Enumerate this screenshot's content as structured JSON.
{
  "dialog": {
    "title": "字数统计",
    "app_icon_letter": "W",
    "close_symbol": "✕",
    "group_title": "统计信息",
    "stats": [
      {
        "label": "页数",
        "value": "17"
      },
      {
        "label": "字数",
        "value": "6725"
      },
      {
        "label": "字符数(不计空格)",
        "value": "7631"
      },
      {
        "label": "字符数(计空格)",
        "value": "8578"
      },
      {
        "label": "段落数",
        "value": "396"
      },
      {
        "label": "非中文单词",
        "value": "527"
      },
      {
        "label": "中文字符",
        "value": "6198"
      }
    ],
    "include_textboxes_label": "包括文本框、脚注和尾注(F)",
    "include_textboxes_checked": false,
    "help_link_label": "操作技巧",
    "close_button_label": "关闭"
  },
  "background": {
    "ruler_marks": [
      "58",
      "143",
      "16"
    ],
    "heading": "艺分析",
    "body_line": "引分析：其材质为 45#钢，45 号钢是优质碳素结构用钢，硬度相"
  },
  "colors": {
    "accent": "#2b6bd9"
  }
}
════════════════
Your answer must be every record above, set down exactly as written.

## TASK RESPONSE
Enumerate this screenshot's content as structured JSON.
{
  "dialog": {
    "title": "字数统计",
    "app_icon_letter": "W",
    "close_symbol": "✕",
    "group_title": "统计信息",
    "stats": [
      {
        "label": "页数",
        "value": "17"
      },
      {
        "label": "字数",
        "value": "6725"
      },
      {
        "label": "字符数(不计空格)",
        "value": "7631"
      },
      {
        "label": "字符数(计空格)",
        "value": "8578"
      },
      {
        "label": "段落数",
        "value": "396"
      },
      {
        "label": "非中文单词",
        "value": "527"
      },
      {
        "label": "中文字符",
        "value": "6198"
      }
    ],
    "include_textboxes_label": "包括文本框、脚注和尾注(F)",
    "include_textboxes_checked": false,
    "help_link_label": "操作技巧",
    "close_button_label": "关闭"
  },
  "background": {
    "ruler_marks": [
      "58",
      "143",
      "16"
    ],
    "heading": "艺分析",
    "body_line": "引分析：其材质为 45#钢，45 号钢是优质碳素结构用钢，硬度相"
  },
  "colors": {
    "accent": "#2b6bd9"
  }
}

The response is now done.